The only way Connolly's character can salvage his bank is if he gives into his father-in-law's demands that Carole's character marry into royalty, not the struggling lawyer portrayed by Talbot, the man she really loves. Oh, and the father-in-law is played with 1 percent smarminess by C. Audrey Smith, my choice for the most despicable villain in any Lombard film (http://carole-and-co.livejournal.com/689208.html) -- at least Gail Patrick in "My Man Godfrey" learns her lesson at the end. Here are Connolly and Smith, when it appears the latter will get what he wants:
Jameson Thomas (shown below) portrays Prince Carlos, the suitor Lombard doesn't want; nearly 18 months later, he'd again play a prospective Connolly son-in-law, this time a "king" -- King Westley, that is, who intends to marry Ellie Andrews (Claudette Colbert) in the much better known "It Happened One Night." He again is thwarted, this time under far happier circumstances. (Edward Bernds, a sound recorder for Columbia who held that position on "Orchids" and later directed many of its comedy shorts, most notably those of the Three Stooges, made that observation in his book "Mr. Bernds Goes to Hollywood.")
Louise Closser Hale plays Lombard's paternal grandmother, who's sympathetic to Talbot's plight and adds plenty of comic sparkle early on. Like many on and off screen in the early '30s, she ignores Prohibition (and can legally do so for some of the movie, since she's on a ship outside U.S. waters).
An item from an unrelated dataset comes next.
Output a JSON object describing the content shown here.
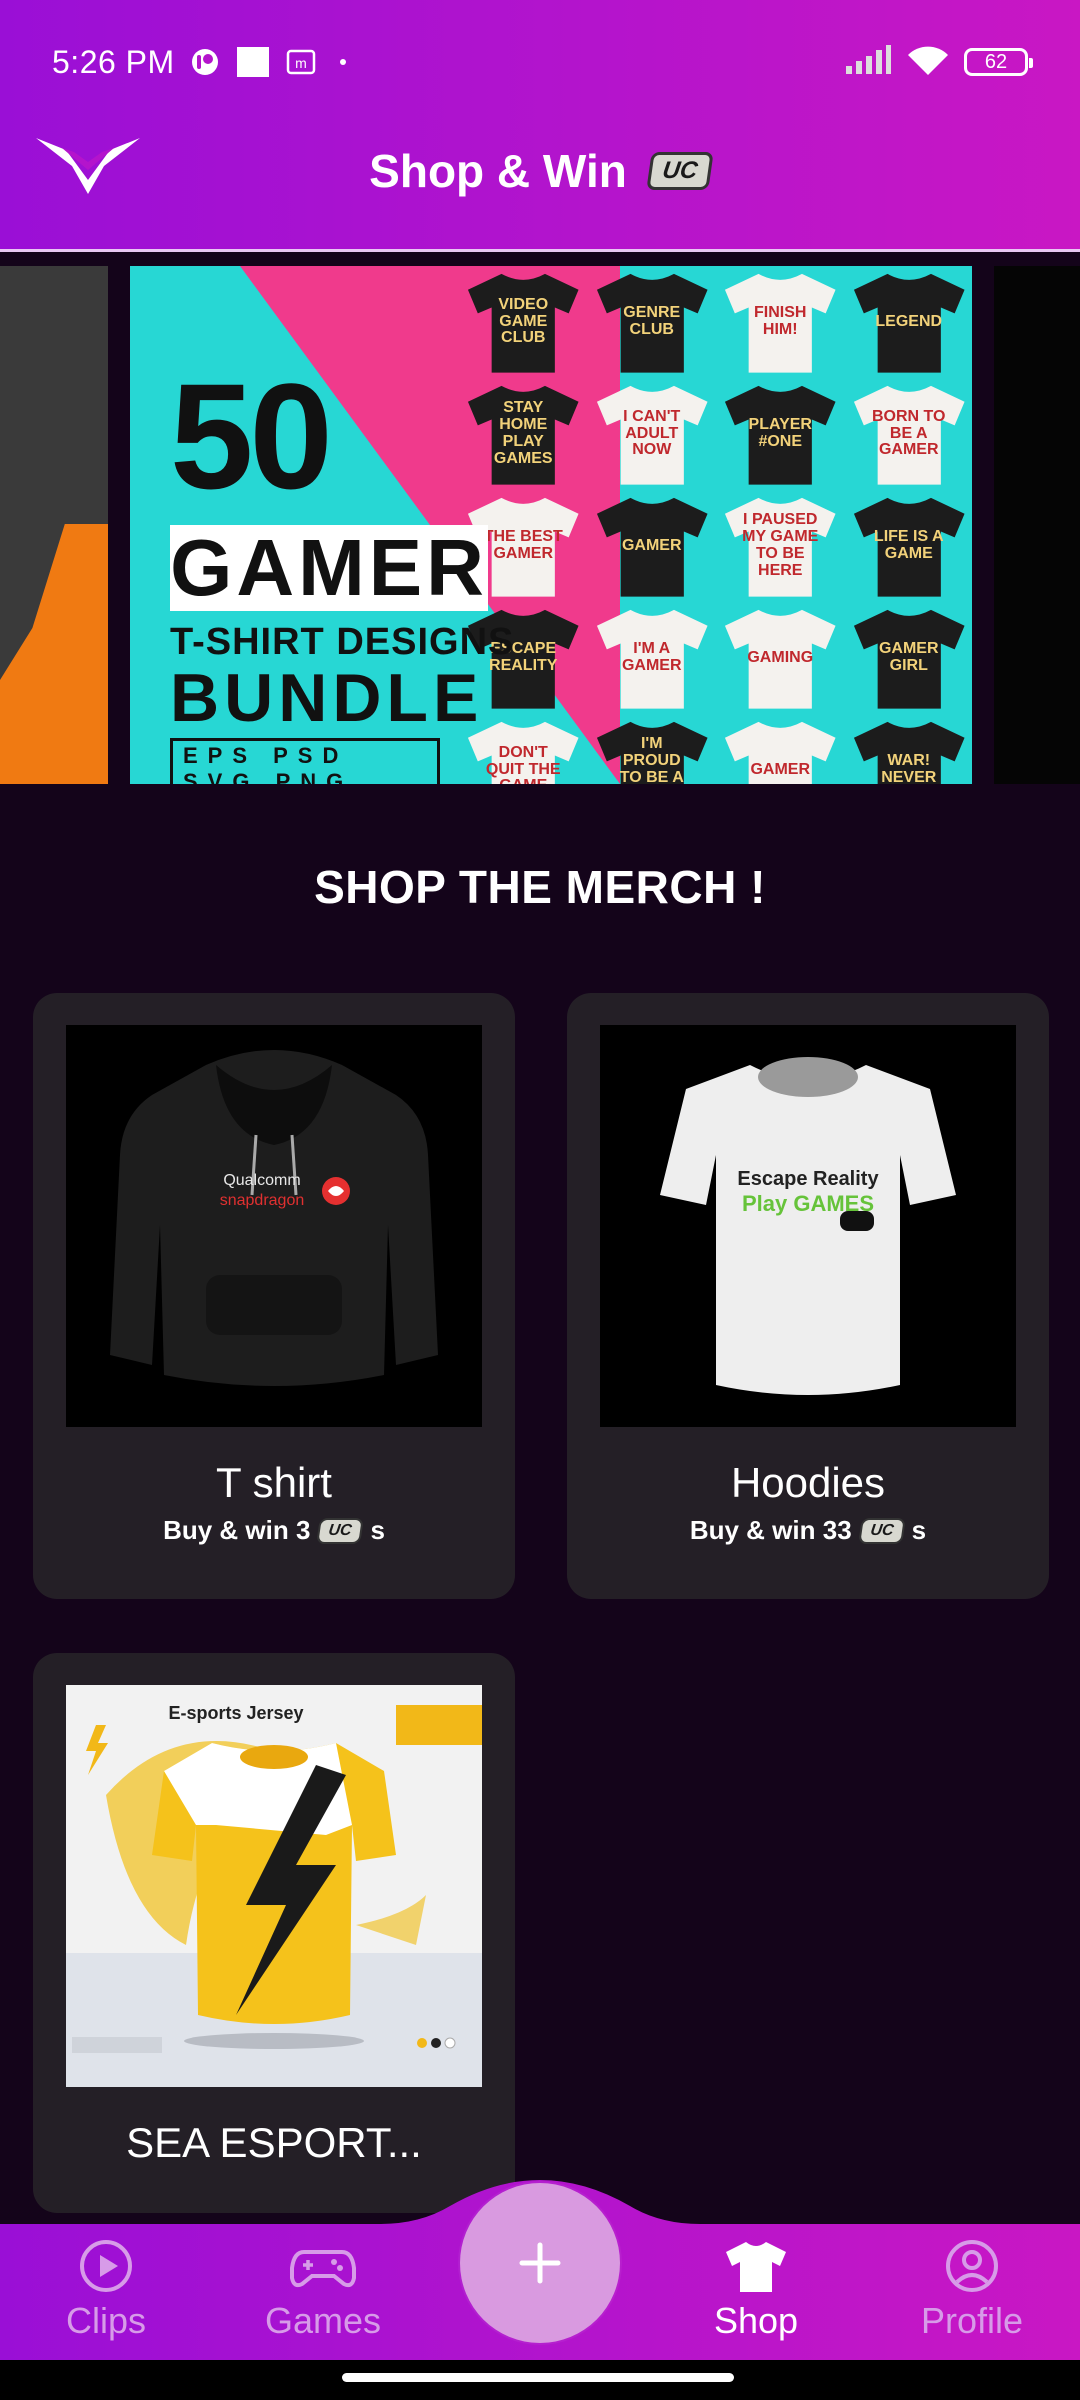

Two other good sources for info on "Orchids" are a fine review of the film at pre-Code.com in 2014 (http://pre-code.com/no-more-orchids-1932-review-carole-lombard-walter-connolly/) and Bernard F. Dick's 2015 book "The Merchant Prince of Poverty Row: Harry Cohn of Columbia Pictures."
As stated earlier, this is a film that frankly deserves a better re-evaluation, especially as it shows that even in 1932, Lombard had the skills for talking-picture comedy, even if Paramount either didn't seem to know it or, to their eventual detriment, didn't care.